I recently re-assesed a pattern in my life and decided that it was time to stop the cycle of seeking approval. For those who know me understand that I am not necessarily looking for approval from people, but I seek approval through education. I am addicted to education. I am addicted to getting degrees. My addiction has become my hiding place. I don’t mean learning new things on a day to day basis, I mean going back to school for certificates, degrees, etc. I love learning and that is not the problem. The problem is that I find my value there. Some of you might not see this as a problem and that is okay because it’s not your problem. However, this is something that hinders me from living a full life with those I love. Instead of seeking time with friends and family I am behind a computer screen or behind a book. My husband comes home and I am in my corner doing homework. My marriage takes a back seat. My spiritual life takes a back seat. My friendships take a back seat and my family does as well. I can’t live my life like that anymore. I want more out of life than just another degree and walk across the stage for a diploma. I choose my family. I choose my marriage. I choose to live my life content just as it is and live life outside of my computer and my books. What is life if it is not lived fully anyway?
After about a year of mulling over this idea of “letting go” I will share with you the steps I took to get to where I am now. My journey is far from being complete, but here is how I took the first step towards releasing my clutch from that which I hold close and that which inhibits my ability to connect with people.
1. Acknowledgement: Acknowledgement takes courage.

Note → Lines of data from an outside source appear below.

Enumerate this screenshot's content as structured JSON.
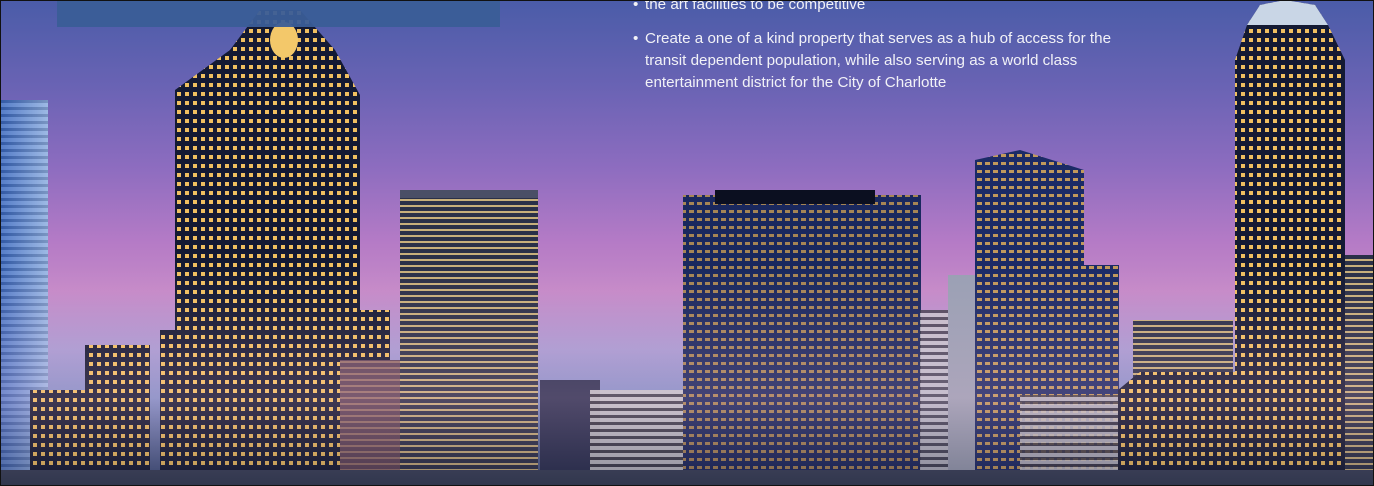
{
  "slide": {
    "bullets": [
      "the art facilities to be competitive",
      "Create a one of a kind property that serves as a hub of access for the transit dependent population, while also serving as a world class entertainment district for the City of Charlotte"
    ],
    "bullet_marker": "•",
    "title_band_color": "#3a5d97",
    "background": "city-skyline-photo"
  }
}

Acknowledgement doesn’t necessarily mean we are ready to move on, but it means we can look the problem in the eye instead of hiding from it and ignoring that it exists.
2. Naming: Once you acknowledge the issue give it a name. Living with a nameless issue is like living with blinders on. We can’t fully see our potential and life outside of this problem because we don’t realize that we have blinders on. Often we pretend it’s not a problem because it has no real face and no real name.

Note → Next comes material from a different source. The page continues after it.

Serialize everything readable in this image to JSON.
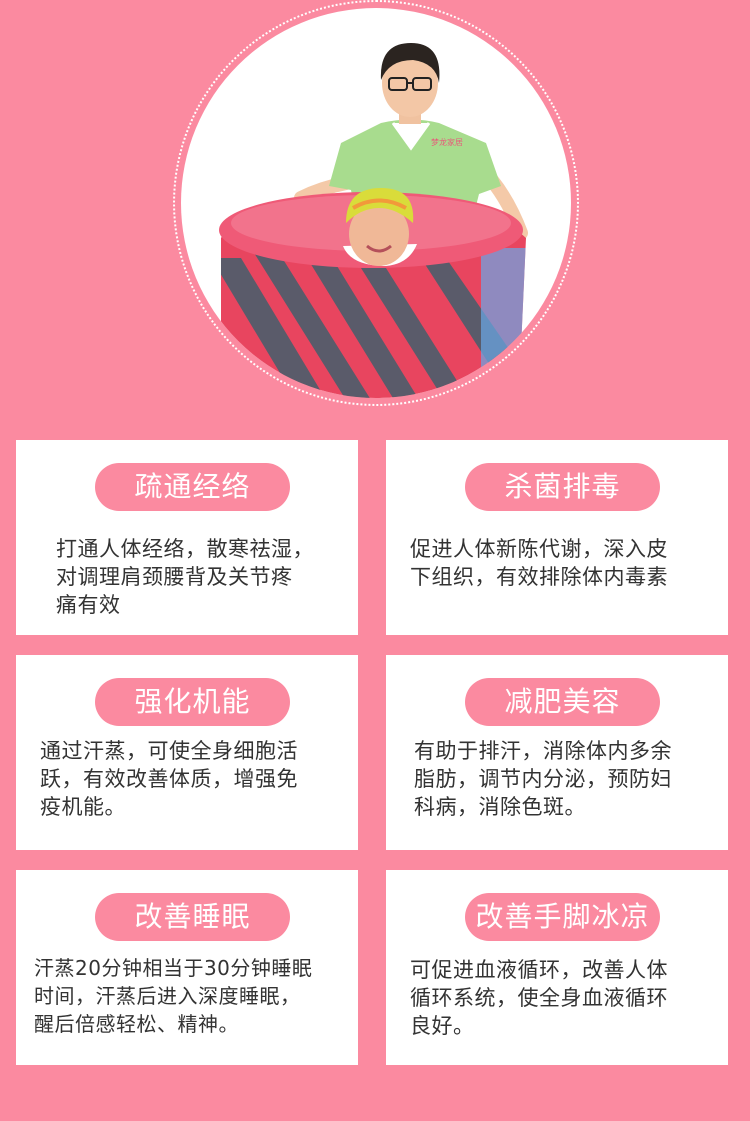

3. Say it out loud: Tell someone! Even if you’re just thinking about it and not ready to take the step to change it quite yet. By sharing it you make it real to the rest of the world. Saying it out loud means that there is someone else who knows it exists.
4. Acceptance: Acceptance gives us the ability to take the next step in setting a goal. Once you have accepted it you get specific about your goal. How will you follow through? What are the things you need to do to make sure the necessary changes happen? What is your time line? Where do you see yourself in 3, 6, 9 months?
5. Accountability: Ask for support. Find someone who will check in with you about this. Ask that person to make sure you are taking steps in the right direction. This accountability helps you set your goal in letting go. When you set a goal(s) and you share it you are more likely to follow through than if you don’t share it with anyone.
6. Releasing: Everyday we make the choice to keep moving forward. Choose to take 1 step forward everyday by looking at your goals list and checking in with your accountability partner. There is progress even in just one step.
7. Checking in: There is something magically humbling about accountability. It’s as if we get back to our need for communal support that it opens people up for more conversation. When we are able to be vulnerable people around us can sense that and might open up just by the nature of your honesty. Asking your accountability partner to check in with you every so often is helpful. This will keep you honest and also help you continue with your progress.